· It is not possible to contract not to commit a crime (if you are already legally obligated, than you cannot suffer a “new” detriment.)

· It is not possible for a contract to have a bonus if you win the championship (you are already obligated to play the best you can, which would entail winning a national championship.)

Modification: this general rule means that if parties to an existing contract agree to modify the K for the sole benefit of one of them, the modification will usually be unenforceable at common law for lack of consideration. (this occurs a lot in construction cases).

Alaska Packers Ass’n: Fisherman promised to do the job for $50, but when they were out at sea they said they would not work unless they were paid $100. The captain agreed. However court said NO! This case was duress because the crew forced the captain to give them the raise or they weren’t going to work. The fisherman were already obligated to do the job for $50. There must be consideration with modification of a K.

Restatement Section 89

A promise made modifying duty under a contract not fully performed on either side is binding.

If the modification is fair and equitable in view of circumstances not anticipated by the parties when the contract was made or

To the extent provided by the statute or

To the extent that justice requires enforcement in view of material change of position in reliance on the promise.

U.C.C. 2-209—ABOLISHES THE PRE-EXISTING DUTY RULE. You can have modification without consideration! But there must be good faith.

1. An agreement modifying a contract within this article NEEDS NO consideration to be binding.

2. A signed agreement which excludes modification or recession except by a signed writing cannot otherwise be modified or rescinded, but except as between merchants such a requirement on a form supplied by the merchant must be separately signed by the other party.

3. The requirements of the statue of frauds section must be satisfied if the contract as modified is within the provisions.

4. Although an attempt at modification or recession does not satisfy the requirements of subsection 2 or 3 it can operate as a waiver.

5. A party who has made a waiver affecting an executory portion of the contract may retract the waiver by reasonable notification received by the other party that strict performance will be required of any term waived, unless the retraction would be unjust in view of a material change of position in reliance on the waiver.

If something comes up that parties don’t anticipate, and the parties decide to change the contract and agree to the change, this is enforceable. (Watkins & Son v. Carrig) Courts want parties to be able to change a contract.
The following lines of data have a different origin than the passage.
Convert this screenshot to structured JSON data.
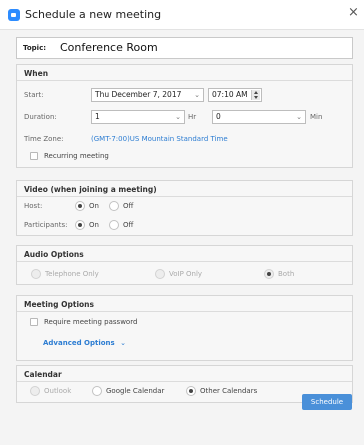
{
  "window": {
    "title": "Schedule a new meeting",
    "close_glyph": "×"
  },
  "topic": {
    "label": "Topic:",
    "value": "Conference Room"
  },
  "when": {
    "title": "When",
    "start_label": "Start:",
    "start_date": "Thu  December  7, 2017",
    "start_time": "07:10 AM",
    "duration_label": "Duration:",
    "duration_hours": "1",
    "hours_unit": "Hr",
    "duration_minutes": "0",
    "minutes_unit": "Min",
    "timezone_label": "Time Zone:",
    "timezone_value": "(GMT-7:00)US Mountain Standard Time",
    "recurring_label": "Recurring meeting",
    "recurring_checked": false
  },
  "video": {
    "title": "Video (when joining a meeting)",
    "host_label": "Host:",
    "participants_label": "Participants:",
    "on_label": "On",
    "off_label": "Off",
    "host_on": true,
    "participants_on": true
  },
  "audio": {
    "title": "Audio Options",
    "options": [
      "Telephone Only",
      "VoIP Only",
      "Both"
    ],
    "selected": "Both"
  },
  "meeting_options": {
    "title": "Meeting Options",
    "require_password_label": "Require meeting password",
    "require_password_checked": false,
    "advanced_label": "Advanced Options",
    "advanced_chevron": "⌄"
  },
  "calendar": {
    "title": "Calendar",
    "options": [
      "Outlook",
      "Google Calendar",
      "Other Calendars"
    ],
    "selected": "Other Calendars"
  },
  "actions": {
    "schedule_label": "Schedule"
  },
  "colors": {
    "accent": "#2d8cff",
    "link": "#2d7dd2",
    "button": "#4a90d9"
  }
}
They just don’t want it to be under unfair circumstances where one person has more leverage over another when changing the contract.

Watkins & Son v. Carrig: P agreed to excavate a cellar for D at a stated price. Soon after the work was commenced, solid rock was encountered. P told D and they orally agreed that P would remove the rock at a price that was 9 times greater than the original price. This was a modification, but because there was no resistance or protest on the part of the P, there was no duress! Neither party thought they could excavate the rocks for cheaper. The modification was fair and equitable because they orally agreed to change the price. You could counter this by saying the rock is something the basement contractor should have forseen or anticipated! Is it fair and equitable if one party should know the risk involved with digging in the ground? In this case, it was because the P did not protest or resist to the price changes at all!